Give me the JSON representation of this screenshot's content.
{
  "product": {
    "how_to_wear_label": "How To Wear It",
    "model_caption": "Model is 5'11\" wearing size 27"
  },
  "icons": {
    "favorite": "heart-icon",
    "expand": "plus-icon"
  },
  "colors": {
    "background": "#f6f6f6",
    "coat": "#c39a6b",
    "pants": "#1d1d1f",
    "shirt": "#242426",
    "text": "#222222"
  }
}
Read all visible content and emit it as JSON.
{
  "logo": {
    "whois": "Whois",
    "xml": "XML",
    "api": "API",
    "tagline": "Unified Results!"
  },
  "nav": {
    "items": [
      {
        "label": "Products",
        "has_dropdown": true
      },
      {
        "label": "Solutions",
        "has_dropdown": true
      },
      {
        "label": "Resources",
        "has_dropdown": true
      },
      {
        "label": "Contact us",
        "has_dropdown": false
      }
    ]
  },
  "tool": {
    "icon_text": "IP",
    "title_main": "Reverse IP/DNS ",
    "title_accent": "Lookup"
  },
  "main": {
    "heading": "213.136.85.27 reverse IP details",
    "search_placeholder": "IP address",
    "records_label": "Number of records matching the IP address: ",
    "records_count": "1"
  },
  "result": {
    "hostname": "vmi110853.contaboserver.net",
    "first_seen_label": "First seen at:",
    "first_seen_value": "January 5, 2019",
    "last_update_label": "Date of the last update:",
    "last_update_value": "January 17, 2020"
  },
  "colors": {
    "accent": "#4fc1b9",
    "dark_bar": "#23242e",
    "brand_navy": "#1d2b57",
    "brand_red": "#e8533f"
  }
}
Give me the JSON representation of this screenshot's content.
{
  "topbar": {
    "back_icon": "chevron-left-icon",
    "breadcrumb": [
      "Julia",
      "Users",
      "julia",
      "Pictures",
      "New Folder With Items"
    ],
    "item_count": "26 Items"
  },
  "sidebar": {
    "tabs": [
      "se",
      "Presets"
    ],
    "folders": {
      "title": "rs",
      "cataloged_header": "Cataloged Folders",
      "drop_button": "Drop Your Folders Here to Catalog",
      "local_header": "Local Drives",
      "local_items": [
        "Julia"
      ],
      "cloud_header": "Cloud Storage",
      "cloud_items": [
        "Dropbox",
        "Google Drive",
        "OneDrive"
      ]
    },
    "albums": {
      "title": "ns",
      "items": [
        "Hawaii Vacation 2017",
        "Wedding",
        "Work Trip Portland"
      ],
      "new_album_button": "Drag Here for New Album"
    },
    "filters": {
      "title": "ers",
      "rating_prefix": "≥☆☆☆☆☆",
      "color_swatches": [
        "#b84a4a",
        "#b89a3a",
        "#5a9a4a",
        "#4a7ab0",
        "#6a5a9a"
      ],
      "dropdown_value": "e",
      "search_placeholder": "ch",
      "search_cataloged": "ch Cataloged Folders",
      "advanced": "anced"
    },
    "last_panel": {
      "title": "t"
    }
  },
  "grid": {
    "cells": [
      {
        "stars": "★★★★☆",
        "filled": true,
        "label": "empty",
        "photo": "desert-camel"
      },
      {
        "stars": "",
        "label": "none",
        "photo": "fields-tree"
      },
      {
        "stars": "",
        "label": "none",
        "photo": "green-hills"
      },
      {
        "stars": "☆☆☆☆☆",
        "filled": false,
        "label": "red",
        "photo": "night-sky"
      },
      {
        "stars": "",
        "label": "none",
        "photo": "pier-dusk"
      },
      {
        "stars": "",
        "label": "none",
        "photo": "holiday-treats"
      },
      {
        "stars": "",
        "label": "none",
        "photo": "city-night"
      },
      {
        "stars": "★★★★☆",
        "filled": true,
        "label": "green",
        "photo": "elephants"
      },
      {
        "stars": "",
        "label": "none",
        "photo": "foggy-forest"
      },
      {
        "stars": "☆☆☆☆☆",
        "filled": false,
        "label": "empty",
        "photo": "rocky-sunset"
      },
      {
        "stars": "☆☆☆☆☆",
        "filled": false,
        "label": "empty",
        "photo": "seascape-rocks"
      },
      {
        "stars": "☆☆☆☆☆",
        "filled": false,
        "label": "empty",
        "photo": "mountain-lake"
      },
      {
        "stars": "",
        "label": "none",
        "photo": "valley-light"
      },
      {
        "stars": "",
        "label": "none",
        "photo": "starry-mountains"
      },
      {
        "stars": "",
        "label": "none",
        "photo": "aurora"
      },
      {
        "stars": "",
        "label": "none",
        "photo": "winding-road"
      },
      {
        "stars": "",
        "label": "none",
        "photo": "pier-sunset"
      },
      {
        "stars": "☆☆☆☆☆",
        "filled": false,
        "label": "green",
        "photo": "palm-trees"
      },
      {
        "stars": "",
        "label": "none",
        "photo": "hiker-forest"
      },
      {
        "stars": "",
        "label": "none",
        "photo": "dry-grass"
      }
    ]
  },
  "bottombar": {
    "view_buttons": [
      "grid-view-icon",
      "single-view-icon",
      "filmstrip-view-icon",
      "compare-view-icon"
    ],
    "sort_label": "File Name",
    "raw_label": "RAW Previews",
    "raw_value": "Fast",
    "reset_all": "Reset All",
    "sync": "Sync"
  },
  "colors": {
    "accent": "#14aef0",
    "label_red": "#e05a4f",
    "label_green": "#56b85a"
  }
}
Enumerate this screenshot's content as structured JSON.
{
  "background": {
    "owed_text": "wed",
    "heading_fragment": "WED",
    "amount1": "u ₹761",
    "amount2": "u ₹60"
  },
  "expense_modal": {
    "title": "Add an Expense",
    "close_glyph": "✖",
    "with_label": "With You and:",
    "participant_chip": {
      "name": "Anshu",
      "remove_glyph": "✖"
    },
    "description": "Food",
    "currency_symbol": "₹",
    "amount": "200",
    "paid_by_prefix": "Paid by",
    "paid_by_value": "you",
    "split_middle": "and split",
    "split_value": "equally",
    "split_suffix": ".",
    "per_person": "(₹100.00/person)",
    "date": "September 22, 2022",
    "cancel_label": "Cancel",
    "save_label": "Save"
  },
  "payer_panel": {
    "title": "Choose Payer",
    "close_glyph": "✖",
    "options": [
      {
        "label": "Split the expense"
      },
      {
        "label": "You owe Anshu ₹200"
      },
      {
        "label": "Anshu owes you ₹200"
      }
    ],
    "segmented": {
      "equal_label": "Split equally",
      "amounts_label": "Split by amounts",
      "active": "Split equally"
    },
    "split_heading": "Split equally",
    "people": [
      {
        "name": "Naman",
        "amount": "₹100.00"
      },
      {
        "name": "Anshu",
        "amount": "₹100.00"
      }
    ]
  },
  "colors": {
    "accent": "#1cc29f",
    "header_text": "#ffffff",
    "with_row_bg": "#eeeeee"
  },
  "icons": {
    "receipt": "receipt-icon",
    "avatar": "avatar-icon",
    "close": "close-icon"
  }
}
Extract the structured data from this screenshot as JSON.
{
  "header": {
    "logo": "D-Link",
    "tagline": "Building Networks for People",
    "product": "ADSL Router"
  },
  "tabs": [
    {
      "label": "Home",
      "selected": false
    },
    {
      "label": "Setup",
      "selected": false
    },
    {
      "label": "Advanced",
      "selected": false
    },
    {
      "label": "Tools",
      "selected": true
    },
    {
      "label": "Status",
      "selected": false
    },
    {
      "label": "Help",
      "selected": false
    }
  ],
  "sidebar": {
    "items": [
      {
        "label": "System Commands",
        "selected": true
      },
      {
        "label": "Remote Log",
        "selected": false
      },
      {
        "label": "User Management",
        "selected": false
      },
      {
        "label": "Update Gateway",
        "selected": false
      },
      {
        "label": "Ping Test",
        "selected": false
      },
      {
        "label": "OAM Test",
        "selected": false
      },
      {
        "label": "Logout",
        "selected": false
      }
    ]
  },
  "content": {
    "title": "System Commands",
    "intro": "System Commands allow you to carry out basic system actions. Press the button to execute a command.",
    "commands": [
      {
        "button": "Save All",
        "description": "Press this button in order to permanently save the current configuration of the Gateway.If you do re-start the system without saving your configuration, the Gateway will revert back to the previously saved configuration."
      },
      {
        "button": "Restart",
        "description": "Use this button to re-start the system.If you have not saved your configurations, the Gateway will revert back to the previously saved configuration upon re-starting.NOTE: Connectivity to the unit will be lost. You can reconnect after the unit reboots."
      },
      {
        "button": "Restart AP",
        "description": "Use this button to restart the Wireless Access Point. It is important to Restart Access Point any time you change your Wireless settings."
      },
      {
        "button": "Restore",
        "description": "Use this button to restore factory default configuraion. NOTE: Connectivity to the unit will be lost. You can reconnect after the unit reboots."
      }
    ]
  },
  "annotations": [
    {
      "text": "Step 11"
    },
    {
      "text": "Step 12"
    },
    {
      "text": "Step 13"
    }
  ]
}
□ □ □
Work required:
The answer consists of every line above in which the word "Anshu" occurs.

Reply:
      "name": "Anshu",
        "label": "You owe Anshu ₹200"
        "label": "Anshu owes you ₹200"
        "name": "Anshu",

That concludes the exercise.